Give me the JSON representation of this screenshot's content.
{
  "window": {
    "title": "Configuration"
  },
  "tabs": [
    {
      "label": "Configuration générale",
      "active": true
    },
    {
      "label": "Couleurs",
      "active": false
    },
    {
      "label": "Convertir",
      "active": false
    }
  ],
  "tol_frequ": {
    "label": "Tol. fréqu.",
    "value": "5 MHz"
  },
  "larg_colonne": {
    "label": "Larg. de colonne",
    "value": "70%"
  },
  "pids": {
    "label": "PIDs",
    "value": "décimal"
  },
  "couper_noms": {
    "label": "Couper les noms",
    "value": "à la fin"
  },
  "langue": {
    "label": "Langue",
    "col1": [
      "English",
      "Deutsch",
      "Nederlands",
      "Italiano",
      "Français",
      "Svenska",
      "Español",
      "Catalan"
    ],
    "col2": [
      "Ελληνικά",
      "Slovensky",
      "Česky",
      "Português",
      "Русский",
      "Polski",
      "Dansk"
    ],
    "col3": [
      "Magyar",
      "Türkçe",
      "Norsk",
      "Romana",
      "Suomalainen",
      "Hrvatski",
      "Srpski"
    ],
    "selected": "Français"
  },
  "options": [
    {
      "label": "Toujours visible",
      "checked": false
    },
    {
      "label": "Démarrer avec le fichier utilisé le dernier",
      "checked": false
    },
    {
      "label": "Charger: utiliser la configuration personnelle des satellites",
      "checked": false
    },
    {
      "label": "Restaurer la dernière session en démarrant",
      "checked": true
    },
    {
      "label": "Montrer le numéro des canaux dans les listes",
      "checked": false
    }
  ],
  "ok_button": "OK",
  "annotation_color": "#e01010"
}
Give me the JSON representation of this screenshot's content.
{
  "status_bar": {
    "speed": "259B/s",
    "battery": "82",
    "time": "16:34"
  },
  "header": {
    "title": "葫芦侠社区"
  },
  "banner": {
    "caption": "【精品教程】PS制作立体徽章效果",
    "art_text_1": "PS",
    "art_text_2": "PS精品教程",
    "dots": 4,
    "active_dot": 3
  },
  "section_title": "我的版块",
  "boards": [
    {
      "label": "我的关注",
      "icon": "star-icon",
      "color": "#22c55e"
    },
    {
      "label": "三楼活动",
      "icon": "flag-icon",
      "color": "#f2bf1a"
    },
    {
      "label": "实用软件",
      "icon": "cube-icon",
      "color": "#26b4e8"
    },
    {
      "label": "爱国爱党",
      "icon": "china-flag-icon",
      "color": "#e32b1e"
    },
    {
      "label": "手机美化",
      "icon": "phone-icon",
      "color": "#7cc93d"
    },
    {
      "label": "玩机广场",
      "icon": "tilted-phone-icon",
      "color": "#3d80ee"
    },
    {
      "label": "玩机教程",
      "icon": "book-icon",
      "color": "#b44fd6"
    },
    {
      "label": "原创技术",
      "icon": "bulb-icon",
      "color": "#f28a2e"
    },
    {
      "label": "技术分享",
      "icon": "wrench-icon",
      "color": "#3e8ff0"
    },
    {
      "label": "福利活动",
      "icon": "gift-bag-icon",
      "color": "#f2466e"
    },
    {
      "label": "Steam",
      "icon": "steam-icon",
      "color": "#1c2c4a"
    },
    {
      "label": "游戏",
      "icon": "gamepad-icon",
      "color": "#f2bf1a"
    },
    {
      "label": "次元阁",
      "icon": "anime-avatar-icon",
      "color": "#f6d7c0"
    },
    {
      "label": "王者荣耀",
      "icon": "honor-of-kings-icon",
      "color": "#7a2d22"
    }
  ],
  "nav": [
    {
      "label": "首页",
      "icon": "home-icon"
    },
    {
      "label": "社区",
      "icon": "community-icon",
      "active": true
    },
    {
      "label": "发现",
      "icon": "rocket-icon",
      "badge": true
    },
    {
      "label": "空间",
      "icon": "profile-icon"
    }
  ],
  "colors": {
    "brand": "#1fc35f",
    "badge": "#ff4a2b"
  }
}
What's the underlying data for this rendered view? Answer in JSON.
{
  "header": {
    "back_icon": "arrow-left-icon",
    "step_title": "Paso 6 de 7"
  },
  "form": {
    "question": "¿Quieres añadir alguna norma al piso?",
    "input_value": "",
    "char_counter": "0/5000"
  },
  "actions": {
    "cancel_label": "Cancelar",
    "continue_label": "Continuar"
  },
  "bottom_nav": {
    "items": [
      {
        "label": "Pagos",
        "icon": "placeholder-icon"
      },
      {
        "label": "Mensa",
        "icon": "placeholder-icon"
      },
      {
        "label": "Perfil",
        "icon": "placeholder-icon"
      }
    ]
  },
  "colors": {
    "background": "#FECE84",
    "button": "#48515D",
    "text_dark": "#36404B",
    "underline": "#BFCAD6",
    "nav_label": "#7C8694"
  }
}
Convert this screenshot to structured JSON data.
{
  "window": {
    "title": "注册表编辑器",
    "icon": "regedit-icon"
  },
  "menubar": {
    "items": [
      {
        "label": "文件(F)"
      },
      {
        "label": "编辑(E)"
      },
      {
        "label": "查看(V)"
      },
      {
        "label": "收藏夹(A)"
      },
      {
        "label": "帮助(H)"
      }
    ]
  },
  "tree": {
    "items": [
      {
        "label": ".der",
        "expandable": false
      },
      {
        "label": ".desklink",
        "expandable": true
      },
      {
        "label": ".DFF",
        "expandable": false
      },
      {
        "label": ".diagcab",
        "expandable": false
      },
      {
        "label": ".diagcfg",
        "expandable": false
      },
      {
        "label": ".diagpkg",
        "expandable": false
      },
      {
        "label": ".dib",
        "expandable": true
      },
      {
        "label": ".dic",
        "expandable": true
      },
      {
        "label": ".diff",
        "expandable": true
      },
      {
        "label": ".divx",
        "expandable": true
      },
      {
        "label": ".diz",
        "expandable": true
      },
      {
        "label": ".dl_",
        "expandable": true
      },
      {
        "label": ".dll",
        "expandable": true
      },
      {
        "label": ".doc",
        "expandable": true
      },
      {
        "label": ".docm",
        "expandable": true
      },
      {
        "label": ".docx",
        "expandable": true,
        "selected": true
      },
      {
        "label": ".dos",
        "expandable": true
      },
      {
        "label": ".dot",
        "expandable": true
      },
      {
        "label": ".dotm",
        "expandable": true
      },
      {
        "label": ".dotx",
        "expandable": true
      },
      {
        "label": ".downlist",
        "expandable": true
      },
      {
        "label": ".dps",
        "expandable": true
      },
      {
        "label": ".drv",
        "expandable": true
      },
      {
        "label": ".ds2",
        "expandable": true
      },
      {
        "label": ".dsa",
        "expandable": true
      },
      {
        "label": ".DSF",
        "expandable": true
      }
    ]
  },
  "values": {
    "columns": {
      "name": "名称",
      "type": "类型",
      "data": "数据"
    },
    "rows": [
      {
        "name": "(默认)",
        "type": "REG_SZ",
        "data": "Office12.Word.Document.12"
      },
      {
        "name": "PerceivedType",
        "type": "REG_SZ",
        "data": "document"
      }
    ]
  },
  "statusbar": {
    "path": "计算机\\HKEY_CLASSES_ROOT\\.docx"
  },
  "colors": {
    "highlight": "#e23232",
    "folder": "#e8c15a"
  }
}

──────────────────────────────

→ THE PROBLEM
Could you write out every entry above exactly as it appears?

→ OUTPUT FOR THIS TASK
Give me the JSON representation of this screenshot's content.
{
  "window": {
    "title": "Configuration"
  },
  "tabs": [
    {
      "label": "Configuration générale",
      "active": true
    },
    {
      "label": "Couleurs",
      "active": false
    },
    {
      "label": "Convertir",
      "active": false
    }
  ],
  "tol_frequ": {
    "label": "Tol. fréqu.",
    "value": "5 MHz"
  },
  "larg_colonne": {
    "label": "Larg. de colonne",
    "value": "70%"
  },
  "pids": {
    "label": "PIDs",
    "value": "décimal"
  },
  "couper_noms": {
    "label": "Couper les noms",
    "value": "à la fin"
  },
  "langue": {
    "label": "Langue",
    "col1": [
      "English",
      "Deutsch",
      "Nederlands",
      "Italiano",
      "Français",
      "Svenska",
      "Español",
      "Catalan"
    ],
    "col2": [
      "Ελληνικά",
      "Slovensky",
      "Česky",
      "Português",
      "Русский",
      "Polski",
      "Dansk"
    ],
    "col3": [
      "Magyar",
      "Türkçe",
      "Norsk",
      "Romana",
      "Suomalainen",
      "Hrvatski",
      "Srpski"
    ],
    "selected": "Français"
  },
  "options": [
    {
      "label": "Toujours visible",
      "checked": false
    },
    {
      "label": "Démarrer avec le fichier utilisé le dernier",
      "checked": false
    },
    {
      "label": "Charger: utiliser la configuration personnelle des satellites",
      "checked": false
    },
    {
      "label": "Restaurer la dernière session en démarrant",
      "checked": true
    },
    {
      "label": "Montrer le numéro des canaux dans les listes",
      "checked": false
    }
  ],
  "ok_button": "OK",
  "annotation_color": "#e01010"
}
Give me the JSON representation of this screenshot's content.
{
  "status_bar": {
    "speed": "259B/s",
    "battery": "82",
    "time": "16:34"
  },
  "header": {
    "title": "葫芦侠社区"
  },
  "banner": {
    "caption": "【精品教程】PS制作立体徽章效果",
    "art_text_1": "PS",
    "art_text_2": "PS精品教程",
    "dots": 4,
    "active_dot": 3
  },
  "section_title": "我的版块",
  "boards": [
    {
      "label": "我的关注",
      "icon": "star-icon",
      "color": "#22c55e"
    },
    {
      "label": "三楼活动",
      "icon": "flag-icon",
      "color": "#f2bf1a"
    },
    {
      "label": "实用软件",
      "icon": "cube-icon",
      "color": "#26b4e8"
    },
    {
      "label": "爱国爱党",
      "icon": "china-flag-icon",
      "color": "#e32b1e"
    },
    {
      "label": "手机美化",
      "icon": "phone-icon",
      "color": "#7cc93d"
    },
    {
      "label": "玩机广场",
      "icon": "tilted-phone-icon",
      "color": "#3d80ee"
    },
    {
      "label": "玩机教程",
      "icon": "book-icon",
      "color": "#b44fd6"
    },
    {
      "label": "原创技术",
      "icon": "bulb-icon",
      "color": "#f28a2e"
    },
    {
      "label": "技术分享",
      "icon": "wrench-icon",
      "color": "#3e8ff0"
    },
    {
      "label": "福利活动",
      "icon": "gift-bag-icon",
      "color": "#f2466e"
    },
    {
      "label": "Steam",
      "icon": "steam-icon",
      "color": "#1c2c4a"
    },
    {
      "label": "游戏",
      "icon": "gamepad-icon",
      "color": "#f2bf1a"
    },
    {
      "label": "次元阁",
      "icon": "anime-avatar-icon",
      "color": "#f6d7c0"
    },
    {
      "label": "王者荣耀",
      "icon": "honor-of-kings-icon",
      "color": "#7a2d22"
    }
  ],
  "nav": [
    {
      "label": "首页",
      "icon": "home-icon"
    },
    {
      "label": "社区",
      "icon": "community-icon",
      "active": true
    },
    {
      "label": "发现",
      "icon": "rocket-icon",
      "badge": true
    },
    {
      "label": "空间",
      "icon": "profile-icon"
    }
  ],
  "colors": {
    "brand": "#1fc35f",
    "badge": "#ff4a2b"
  }
}
What's the underlying data for this rendered view? Answer in JSON.
{
  "header": {
    "back_icon": "arrow-left-icon",
    "step_title": "Paso 6 de 7"
  },
  "form": {
    "question": "¿Quieres añadir alguna norma al piso?",
    "input_value": "",
    "char_counter": "0/5000"
  },
  "actions": {
    "cancel_label": "Cancelar",
    "continue_label": "Continuar"
  },
  "bottom_nav": {
    "items": [
      {
        "label": "Pagos",
        "icon": "placeholder-icon"
      },
      {
        "label": "Mensa",
        "icon": "placeholder-icon"
      },
      {
        "label": "Perfil",
        "icon": "placeholder-icon"
      }
    ]
  },
  "colors": {
    "background": "#FECE84",
    "button": "#48515D",
    "text_dark": "#36404B",
    "underline": "#BFCAD6",
    "nav_label": "#7C8694"
  }
}
Convert this screenshot to structured JSON data.
{
  "window": {
    "title": "注册表编辑器",
    "icon": "regedit-icon"
  },
  "menubar": {
    "items": [
      {
        "label": "文件(F)"
      },
      {
        "label": "编辑(E)"
      },
      {
        "label": "查看(V)"
      },
      {
        "label": "收藏夹(A)"
      },
      {
        "label": "帮助(H)"
      }
    ]
  },
  "tree": {
    "items": [
      {
        "label": ".der",
        "expandable": false
      },
      {
        "label": ".desklink",
        "expandable": true
      },
      {
        "label": ".DFF",
        "expandable": false
      },
      {
        "label": ".diagcab",
        "expandable": false
      },
      {
        "label": ".diagcfg",
        "expandable": false
      },
      {
        "label": ".diagpkg",
        "expandable": false
      },
      {
        "label": ".dib",
        "expandable": true
      },
      {
        "label": ".dic",
        "expandable": true
      },
      {
        "label": ".diff",
        "expandable": true
      },
      {
        "label": ".divx",
        "expandable": true
      },
      {
        "label": ".diz",
        "expandable": true
      },
      {
        "label": ".dl_",
        "expandable": true
      },
      {
        "label": ".dll",
        "expandable": true
      },
      {
        "label": ".doc",
        "expandable": true
      },
      {
        "label": ".docm",
        "expandable": true
      },
      {
        "label": ".docx",
        "expandable": true,
        "selected": true
      },
      {
        "label": ".dos",
        "expandable": true
      },
      {
        "label": ".dot",
        "expandable": true
      },
      {
        "label": ".dotm",
        "expandable": true
      },
      {
        "label": ".dotx",
        "expandable": true
      },
      {
        "label": ".downlist",
        "expandable": true
      },
      {
        "label": ".dps",
        "expandable": true
      },
      {
        "label": ".drv",
        "expandable": true
      },
      {
        "label": ".ds2",
        "expandable": true
      },
      {
        "label": ".dsa",
        "expandable": true
      },
      {
        "label": ".DSF",
        "expandable": true
      }
    ]
  },
  "values": {
    "columns": {
      "name": "名称",
      "type": "类型",
      "data": "数据"
    },
    "rows": [
      {
        "name": "(默认)",
        "type": "REG_SZ",
        "data": "Office12.Word.Document.12"
      },
      {
        "name": "PerceivedType",
        "type": "REG_SZ",
        "data": "document"
      }
    ]
  },
  "statusbar": {
    "path": "计算机\\HKEY_CLASSES_ROOT\\.docx"
  },
  "colors": {
    "highlight": "#e23232",
    "folder": "#e8c15a"
  }
}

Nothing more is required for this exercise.